Vancouver-based Genome BC has given out ten grants to British Columbia-baseed research groups for genomics studies under the Science Opportunities Fund.
The funding under this program is focused on short-term peer-reviewed projects that could be of significance to British Columbia and will benefit the regional economy, Genome BC said last week. The fund was created to fill a funding gap for small, short-term projects in order to help British Columbia researchers compete for larger national or international grants.
One research team at the University of British Columbia will study microbial communities and the effect these have on oxygen concentrations in the oceans' "dead zones."
Scientists at the Centre for Molecular Medicine and Therapeutics will use the grant to pursue novel DNA integration tools for use in gene therapy interactions for brain diseases.
Another UBC group will develop new detection systems for identifying infectious agents directly from biological samples that could be used in point-of-care diagnostics with a portable device.
Meanwhile, researchers at Simon Frazier University will develop a novel methodology to understand host and pathogen interactions for infectious diseases.
A UBC team will study tree breeding in order to develop response strategies for climate change and or a sustainable and resilient forestry industry.
Another grant to SFU will fund DNA sequencing studies that will be used to identify hybrid poplar feedstock varieties for use in biofuels.
UBC scientists also will study the diversity of viruses in freshwater ponds and in the environment to determine the sources of avian viruses that could impact public health. Another UBC group will use genomics to study fungal diversity in order to develop forest management practices, and another team will develop drug screening tools that could be used in treating migraines, epilepsy, chronic pain, heart disease, and blindness.

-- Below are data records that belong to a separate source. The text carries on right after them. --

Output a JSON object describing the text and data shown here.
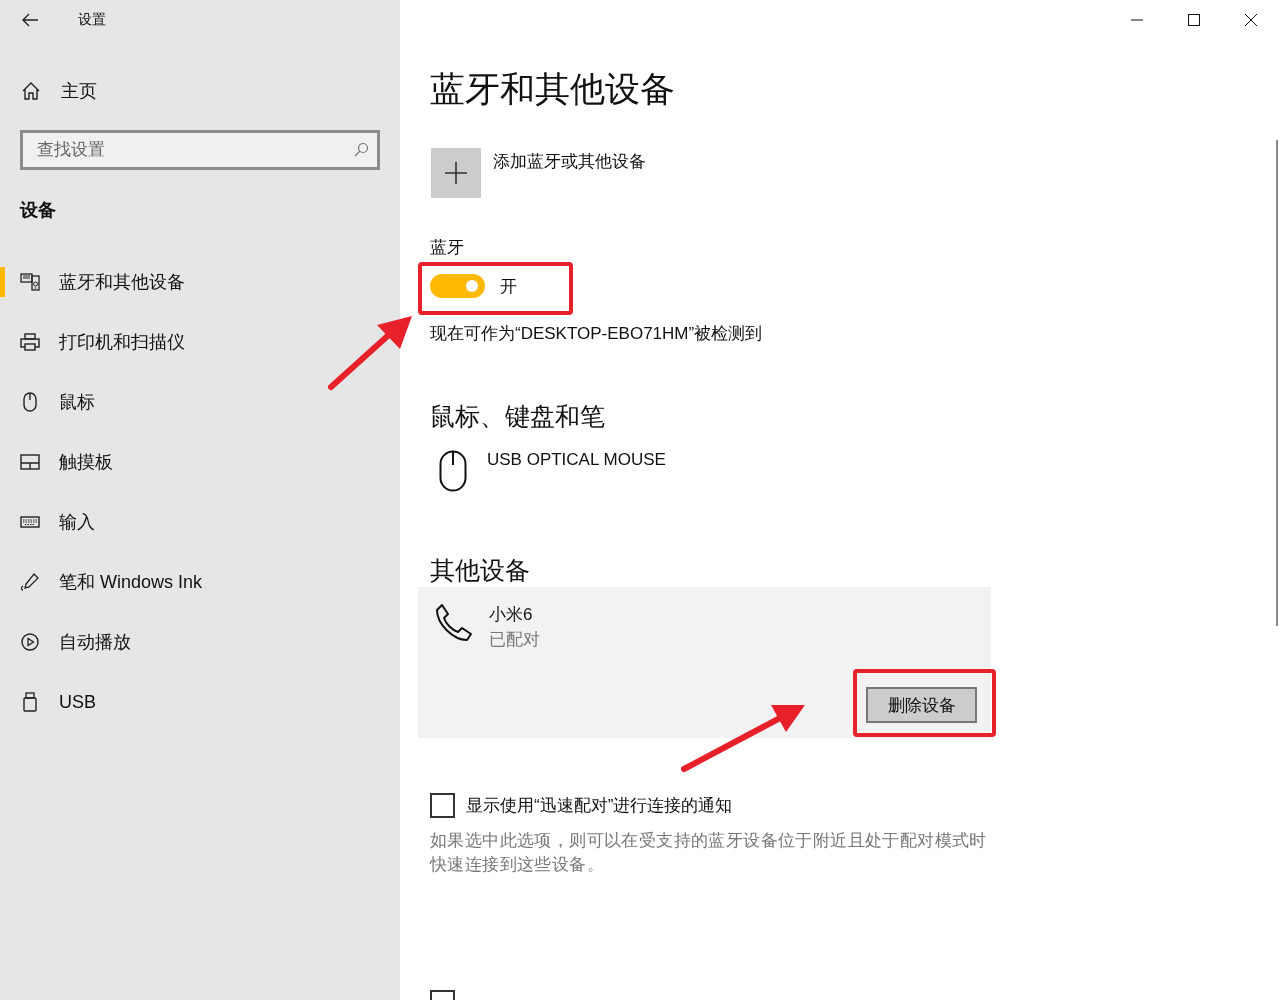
{
  "window": {
    "title": "设置"
  },
  "sidebar": {
    "home": "主页",
    "search": {
      "placeholder": "查找设置"
    },
    "section": "设备",
    "items": [
      {
        "label": "蓝牙和其他设备",
        "selected": true
      },
      {
        "label": "打印机和扫描仪",
        "selected": false
      },
      {
        "label": "鼠标",
        "selected": false
      },
      {
        "label": "触摸板",
        "selected": false
      },
      {
        "label": "输入",
        "selected": false
      },
      {
        "label": "笔和 Windows Ink",
        "selected": false
      },
      {
        "label": "自动播放",
        "selected": false
      },
      {
        "label": "USB",
        "selected": false
      }
    ]
  },
  "main": {
    "title": "蓝牙和其他设备",
    "add_device": "添加蓝牙或其他设备",
    "bluetooth": {
      "label": "蓝牙",
      "on": true,
      "state_text": "开",
      "discoverable": "现在可作为“DESKTOP-EBO71HM”被检测到"
    },
    "mouse_section": {
      "title": "鼠标、键盘和笔",
      "devices": [
        {
          "name": "USB OPTICAL MOUSE"
        }
      ]
    },
    "other_section": {
      "title": "其他设备",
      "devices": [
        {
          "name": "小米6",
          "status": "已配对",
          "expanded": true,
          "action": "删除设备"
        }
      ]
    },
    "swift_pair": {
      "checked": false,
      "label": "显示使用“迅速配对”进行连接的通知",
      "description": "如果选中此选项，则可以在受支持的蓝牙设备位于附近且处于配对模式时快速连接到这些设备。"
    },
    "metered": {
      "checked": false
    }
  }
}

The BC Genome Sciences Centre at the BC Cancer Agency will use a grant to develop bioinformatics tools that could be used to make DNA sequencing, including short sequence assembly and completing large genomes, more effective, accurate, and affordable.